= Records for the exercise =
* * * * * * * * *

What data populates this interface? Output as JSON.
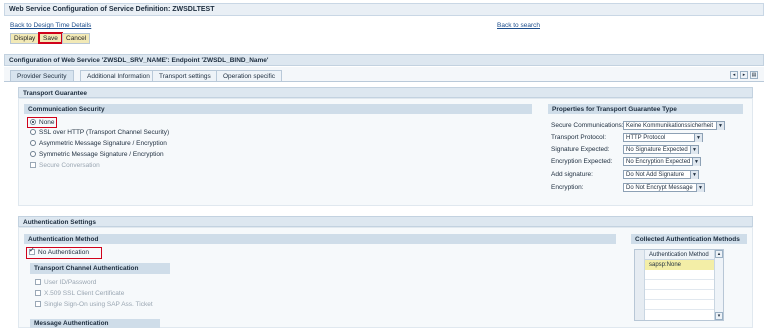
{
  "header": {
    "title": "Web Service Configuration of Service Definition: ZWSDLTEST"
  },
  "links": {
    "back_design": "Back to Design Time Details",
    "back_search": "Back to search"
  },
  "toolbar": {
    "display": "Display",
    "save": "Save",
    "cancel": "Cancel"
  },
  "config_title": "Configuration of Web Service 'ZWSDL_SRV_NAME': Endpoint 'ZWSDL_BIND_Name'",
  "tabs": [
    "Provider Security",
    "Additional Information",
    "Transport settings",
    "Operation specific"
  ],
  "transport": {
    "title": "Transport Guarantee",
    "comm_security": "Communication Security",
    "options": [
      "None",
      "SSL over HTTP (Transport Channel Security)",
      "Asymmetric Message Signature / Encryption",
      "Symmetric Message Signature / Encryption"
    ],
    "secure_conversation": "Secure Conversation",
    "properties_title": "Properties for Transport Guarantee Type",
    "properties": [
      {
        "label": "Secure Communications:",
        "value": "Keine Kommunikationssicherheit"
      },
      {
        "label": "Transport Protocol:",
        "value": "HTTP Protocol"
      },
      {
        "label": "Signature Expected:",
        "value": "No Signature Expected"
      },
      {
        "label": "Encryption Expected:",
        "value": "No Encryption Expected"
      },
      {
        "label": "Add signature:",
        "value": "Do Not Add Signature"
      },
      {
        "label": "Encryption:",
        "value": "Do Not Encrypt Message"
      }
    ]
  },
  "auth": {
    "title": "Authentication Settings",
    "method_title": "Authentication Method",
    "no_auth": "No Authentication",
    "transport_channel": "Transport Channel Authentication",
    "transport_options": [
      "User ID/Password",
      "X.509 SSL Client Certificate",
      "Single Sign-On using SAP Ass. Ticket"
    ],
    "message_auth": "Message Authentication",
    "collected_title": "Collected Authentication Methods",
    "collected_header": "Authentication Method",
    "collected_rows": [
      "sapsp:None"
    ]
  }
}
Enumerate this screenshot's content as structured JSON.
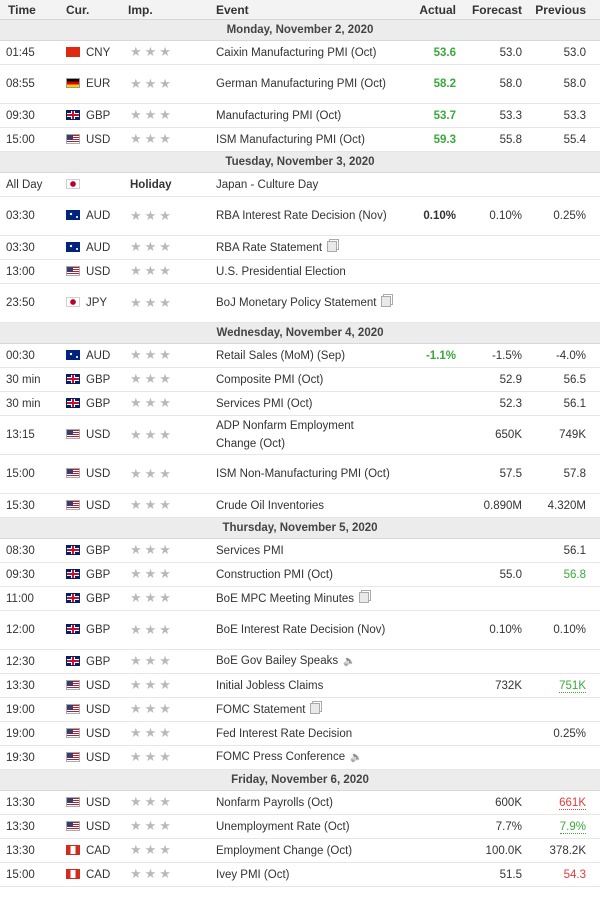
{
  "header": {
    "time": "Time",
    "currency": "Cur.",
    "importance": "Imp.",
    "event": "Event",
    "actual": "Actual",
    "forecast": "Forecast",
    "previous": "Previous"
  },
  "stars": "★★★",
  "colors": {
    "positive": "#3aa93a",
    "negative": "#e23b3b",
    "day_row_bg": "#ececec",
    "header_bg": "#f3f3f3"
  },
  "days": [
    {
      "label": "Monday, November 2, 2020",
      "events": [
        {
          "time": "01:45",
          "flag": "cn",
          "currency": "CNY",
          "event": "Caixin Manufacturing PMI (Oct)",
          "actual": "53.6",
          "actual_color": "green",
          "forecast": "53.0",
          "previous": "53.0"
        },
        {
          "time": "08:55",
          "flag": "de",
          "currency": "EUR",
          "event": "German Manufacturing PMI (Oct)",
          "actual": "58.2",
          "actual_color": "green",
          "forecast": "58.0",
          "previous": "58.0",
          "tall": true
        },
        {
          "time": "09:30",
          "flag": "gb",
          "currency": "GBP",
          "event": "Manufacturing PMI (Oct)",
          "actual": "53.7",
          "actual_color": "green",
          "forecast": "53.3",
          "previous": "53.3"
        },
        {
          "time": "15:00",
          "flag": "us",
          "currency": "USD",
          "event": "ISM Manufacturing PMI (Oct)",
          "actual": "59.3",
          "actual_color": "green",
          "forecast": "55.8",
          "previous": "55.4"
        }
      ]
    },
    {
      "label": "Tuesday, November 3, 2020",
      "events": [
        {
          "time": "All Day",
          "flag": "jp",
          "currency": "",
          "holiday": "Holiday",
          "event": "Japan - Culture Day",
          "actual": "",
          "forecast": "",
          "previous": ""
        },
        {
          "time": "03:30",
          "flag": "au",
          "currency": "AUD",
          "event": "RBA Interest Rate Decision (Nov)",
          "actual": "0.10%",
          "actual_color": "",
          "forecast": "0.10%",
          "previous": "0.25%",
          "tall": true
        },
        {
          "time": "03:30",
          "flag": "au",
          "currency": "AUD",
          "event": "RBA Rate Statement",
          "icon": "doc",
          "actual": "",
          "forecast": "",
          "previous": ""
        },
        {
          "time": "13:00",
          "flag": "us",
          "currency": "USD",
          "event": "U.S. Presidential Election",
          "actual": "",
          "forecast": "",
          "previous": ""
        },
        {
          "time": "23:50",
          "flag": "jp",
          "currency": "JPY",
          "event": "BoJ Monetary Policy Statement",
          "icon": "doc",
          "actual": "",
          "forecast": "",
          "previous": "",
          "tall": true
        }
      ]
    },
    {
      "label": "Wednesday, November 4, 2020",
      "events": [
        {
          "time": "00:30",
          "flag": "au",
          "currency": "AUD",
          "event": "Retail Sales (MoM) (Sep)",
          "actual": "-1.1%",
          "actual_color": "green",
          "forecast": "-1.5%",
          "previous": "-4.0%"
        },
        {
          "time": "30 min",
          "flag": "gb",
          "currency": "GBP",
          "event": "Composite PMI (Oct)",
          "actual": "",
          "forecast": "52.9",
          "previous": "56.5"
        },
        {
          "time": "30 min",
          "flag": "gb",
          "currency": "GBP",
          "event": "Services PMI (Oct)",
          "actual": "",
          "forecast": "52.3",
          "previous": "56.1"
        },
        {
          "time": "13:15",
          "flag": "us",
          "currency": "USD",
          "event": "ADP Nonfarm Employment Change (Oct)",
          "actual": "",
          "forecast": "650K",
          "previous": "749K",
          "tall": true
        },
        {
          "time": "15:00",
          "flag": "us",
          "currency": "USD",
          "event": "ISM Non-Manufacturing PMI (Oct)",
          "actual": "",
          "forecast": "57.5",
          "previous": "57.8",
          "tall": true
        },
        {
          "time": "15:30",
          "flag": "us",
          "currency": "USD",
          "event": "Crude Oil Inventories",
          "actual": "",
          "forecast": "0.890M",
          "previous": "4.320M"
        }
      ]
    },
    {
      "label": "Thursday, November 5, 2020",
      "events": [
        {
          "time": "08:30",
          "flag": "gb",
          "currency": "GBP",
          "event": "Services PMI",
          "actual": "",
          "forecast": "",
          "previous": "56.1"
        },
        {
          "time": "09:30",
          "flag": "gb",
          "currency": "GBP",
          "event": "Construction PMI (Oct)",
          "actual": "",
          "forecast": "55.0",
          "previous": "56.8",
          "previous_color": "green"
        },
        {
          "time": "11:00",
          "flag": "gb",
          "currency": "GBP",
          "event": "BoE MPC Meeting Minutes",
          "icon": "doc",
          "actual": "",
          "forecast": "",
          "previous": ""
        },
        {
          "time": "12:00",
          "flag": "gb",
          "currency": "GBP",
          "event": "BoE Interest Rate Decision (Nov)",
          "actual": "",
          "forecast": "0.10%",
          "previous": "0.10%",
          "tall": true
        },
        {
          "time": "12:30",
          "flag": "gb",
          "currency": "GBP",
          "event": "BoE Gov Bailey Speaks",
          "icon": "speaker",
          "actual": "",
          "forecast": "",
          "previous": ""
        },
        {
          "time": "13:30",
          "flag": "us",
          "currency": "USD",
          "event": "Initial Jobless Claims",
          "actual": "",
          "forecast": "732K",
          "previous": "751K",
          "previous_color": "green",
          "previous_dotted": true
        },
        {
          "time": "19:00",
          "flag": "us",
          "currency": "USD",
          "event": "FOMC Statement",
          "icon": "doc",
          "actual": "",
          "forecast": "",
          "previous": ""
        },
        {
          "time": "19:00",
          "flag": "us",
          "currency": "USD",
          "event": "Fed Interest Rate Decision",
          "actual": "",
          "forecast": "",
          "previous": "0.25%"
        },
        {
          "time": "19:30",
          "flag": "us",
          "currency": "USD",
          "event": "FOMC Press Conference",
          "icon": "speaker",
          "actual": "",
          "forecast": "",
          "previous": ""
        }
      ]
    },
    {
      "label": "Friday, November 6, 2020",
      "events": [
        {
          "time": "13:30",
          "flag": "us",
          "currency": "USD",
          "event": "Nonfarm Payrolls (Oct)",
          "actual": "",
          "forecast": "600K",
          "previous": "661K",
          "previous_color": "red",
          "previous_dotted": true
        },
        {
          "time": "13:30",
          "flag": "us",
          "currency": "USD",
          "event": "Unemployment Rate (Oct)",
          "actual": "",
          "forecast": "7.7%",
          "previous": "7.9%",
          "previous_color": "green",
          "previous_dotted": true
        },
        {
          "time": "13:30",
          "flag": "ca",
          "currency": "CAD",
          "event": "Employment Change (Oct)",
          "actual": "",
          "forecast": "100.0K",
          "previous": "378.2K"
        },
        {
          "time": "15:00",
          "flag": "ca",
          "currency": "CAD",
          "event": "Ivey PMI (Oct)",
          "actual": "",
          "forecast": "51.5",
          "previous": "54.3",
          "previous_color": "red"
        }
      ]
    }
  ]
}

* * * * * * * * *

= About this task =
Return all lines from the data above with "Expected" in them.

= Result =
        "label": "Signature Expected:",
        "value": "No Signature Expected"
        "label": "Encryption Expected:",
        "value": "No Encryption Expected"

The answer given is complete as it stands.